  8. Anne Mitchell

    Daniel, I’ve been reading, enjoying and storing your Botany Photos for years now, and have a request: if you could put in the subject box the common name of the plant as well as the scientific name, I would have an easier time retrieving from my “Botany Photo” folder the particular plant I was interested in reviewing. For example, I would like to reread the entry on Mimosa trees, but can’t find it because it is stored under the scientific name.

    Thank you so much for any consideration you can give to this request!

    Sincerely

    Anne in Seattle

  9. Valerie Knapp

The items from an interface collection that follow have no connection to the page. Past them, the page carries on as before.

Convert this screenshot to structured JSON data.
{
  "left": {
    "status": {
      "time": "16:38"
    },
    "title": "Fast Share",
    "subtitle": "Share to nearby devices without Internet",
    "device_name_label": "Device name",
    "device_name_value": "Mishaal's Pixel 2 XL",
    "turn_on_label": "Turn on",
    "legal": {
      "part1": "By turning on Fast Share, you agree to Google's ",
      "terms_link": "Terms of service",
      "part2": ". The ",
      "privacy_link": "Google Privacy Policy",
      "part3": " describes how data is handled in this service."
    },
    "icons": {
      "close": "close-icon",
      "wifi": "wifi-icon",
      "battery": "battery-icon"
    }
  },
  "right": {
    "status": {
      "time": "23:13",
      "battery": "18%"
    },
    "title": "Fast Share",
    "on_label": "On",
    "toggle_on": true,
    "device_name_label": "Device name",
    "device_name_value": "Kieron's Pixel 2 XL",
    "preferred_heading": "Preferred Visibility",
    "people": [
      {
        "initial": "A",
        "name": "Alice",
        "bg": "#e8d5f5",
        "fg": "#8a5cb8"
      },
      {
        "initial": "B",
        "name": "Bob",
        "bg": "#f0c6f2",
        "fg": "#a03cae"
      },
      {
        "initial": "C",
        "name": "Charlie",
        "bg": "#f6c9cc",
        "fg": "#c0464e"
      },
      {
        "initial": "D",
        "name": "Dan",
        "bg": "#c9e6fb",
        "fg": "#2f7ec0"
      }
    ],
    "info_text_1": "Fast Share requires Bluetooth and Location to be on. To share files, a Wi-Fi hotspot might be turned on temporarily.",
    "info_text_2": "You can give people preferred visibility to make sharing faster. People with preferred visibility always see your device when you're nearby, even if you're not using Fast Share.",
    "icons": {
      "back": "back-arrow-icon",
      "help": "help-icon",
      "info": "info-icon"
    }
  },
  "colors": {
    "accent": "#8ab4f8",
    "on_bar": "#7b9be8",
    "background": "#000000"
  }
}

    I am most intrigued by Spanish Moss and never imagined it flowering. What a wonderful discovery, especially since they are delightful and lime green! Excellent post and musical interactivity is a fun addition. Thank you!

  10. Mary Yee

    Wow, loved seeing those tiny lime green flowers! Thank you.

  11. Scott Dilatush

    That article triggered a Halloween memory. I gathered up about 2 bushel baskets of Spanish Moss in Virginia Beach a decade ago. It was all over the ground after a storm. Weaved it into a poncho made of strong fishnet. Made pants out of fishnet and Spanish Moss as well. Turned myself into the Swamp Thing. Used a gigantic abandoned Funnel spider web for my head. One of those jumping spiders jumped out of the moss and climbed up on top of my head. I itched a little from the moss but I believe it was just the moss that itched.

    1. michael aman

      You sound like a delightful eccentric!

  12. Denis Dooley

    I shared this page with Gene Phillips of Gene’s Nursery, who contributed many of the camellia specimens in the area botanical gardens. He enjoyed it.

Leave a Reply